● **Work instruction**:
From the entries below, gather every line containing the string "JSON".

╭──

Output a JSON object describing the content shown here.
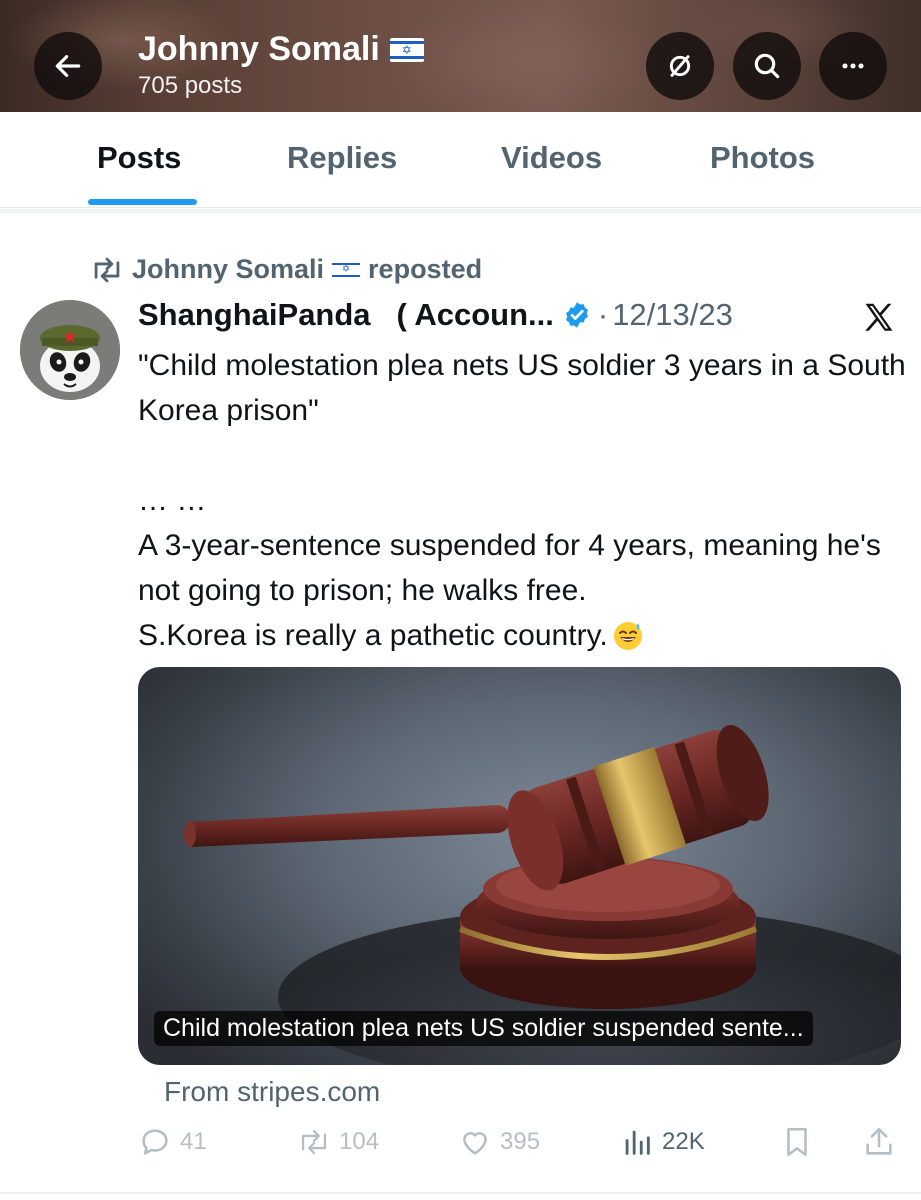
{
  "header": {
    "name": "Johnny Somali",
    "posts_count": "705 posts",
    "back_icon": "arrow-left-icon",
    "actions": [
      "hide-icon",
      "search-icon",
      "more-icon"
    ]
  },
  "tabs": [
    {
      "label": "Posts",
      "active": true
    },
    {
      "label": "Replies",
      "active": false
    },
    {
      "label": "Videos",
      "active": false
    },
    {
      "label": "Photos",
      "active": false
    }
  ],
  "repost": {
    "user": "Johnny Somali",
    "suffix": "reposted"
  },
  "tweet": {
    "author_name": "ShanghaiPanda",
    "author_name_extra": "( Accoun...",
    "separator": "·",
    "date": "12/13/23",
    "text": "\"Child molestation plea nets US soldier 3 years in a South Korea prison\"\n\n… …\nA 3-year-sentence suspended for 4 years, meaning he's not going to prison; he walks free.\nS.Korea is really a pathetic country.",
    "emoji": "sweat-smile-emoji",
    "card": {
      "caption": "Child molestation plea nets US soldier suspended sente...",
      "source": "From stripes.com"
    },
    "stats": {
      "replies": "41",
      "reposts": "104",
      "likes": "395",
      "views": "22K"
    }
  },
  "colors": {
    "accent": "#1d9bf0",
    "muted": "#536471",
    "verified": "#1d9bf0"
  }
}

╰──
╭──

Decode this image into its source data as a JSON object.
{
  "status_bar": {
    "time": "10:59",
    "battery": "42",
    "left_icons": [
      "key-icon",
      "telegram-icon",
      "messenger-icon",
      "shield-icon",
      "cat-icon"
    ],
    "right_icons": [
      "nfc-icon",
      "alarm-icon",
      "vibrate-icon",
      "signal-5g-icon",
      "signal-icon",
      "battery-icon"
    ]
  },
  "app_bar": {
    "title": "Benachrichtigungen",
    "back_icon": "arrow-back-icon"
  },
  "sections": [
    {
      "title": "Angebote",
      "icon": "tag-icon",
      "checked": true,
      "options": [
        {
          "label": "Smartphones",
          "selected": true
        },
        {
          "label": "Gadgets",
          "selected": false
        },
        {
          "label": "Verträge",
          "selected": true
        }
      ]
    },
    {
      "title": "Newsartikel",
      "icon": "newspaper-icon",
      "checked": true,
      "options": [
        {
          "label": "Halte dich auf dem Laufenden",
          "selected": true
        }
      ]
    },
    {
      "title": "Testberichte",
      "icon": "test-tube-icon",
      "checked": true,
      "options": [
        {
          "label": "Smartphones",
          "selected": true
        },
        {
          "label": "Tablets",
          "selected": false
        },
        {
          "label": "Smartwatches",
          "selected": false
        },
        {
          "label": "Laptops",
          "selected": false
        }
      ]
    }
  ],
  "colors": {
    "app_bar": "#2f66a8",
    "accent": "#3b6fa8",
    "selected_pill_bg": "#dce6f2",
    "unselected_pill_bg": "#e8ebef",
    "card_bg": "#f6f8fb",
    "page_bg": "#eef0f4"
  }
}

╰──

● **Answer section**:
Output a JSON object describing the content shown here.
Decode this image into its source data as a JSON object.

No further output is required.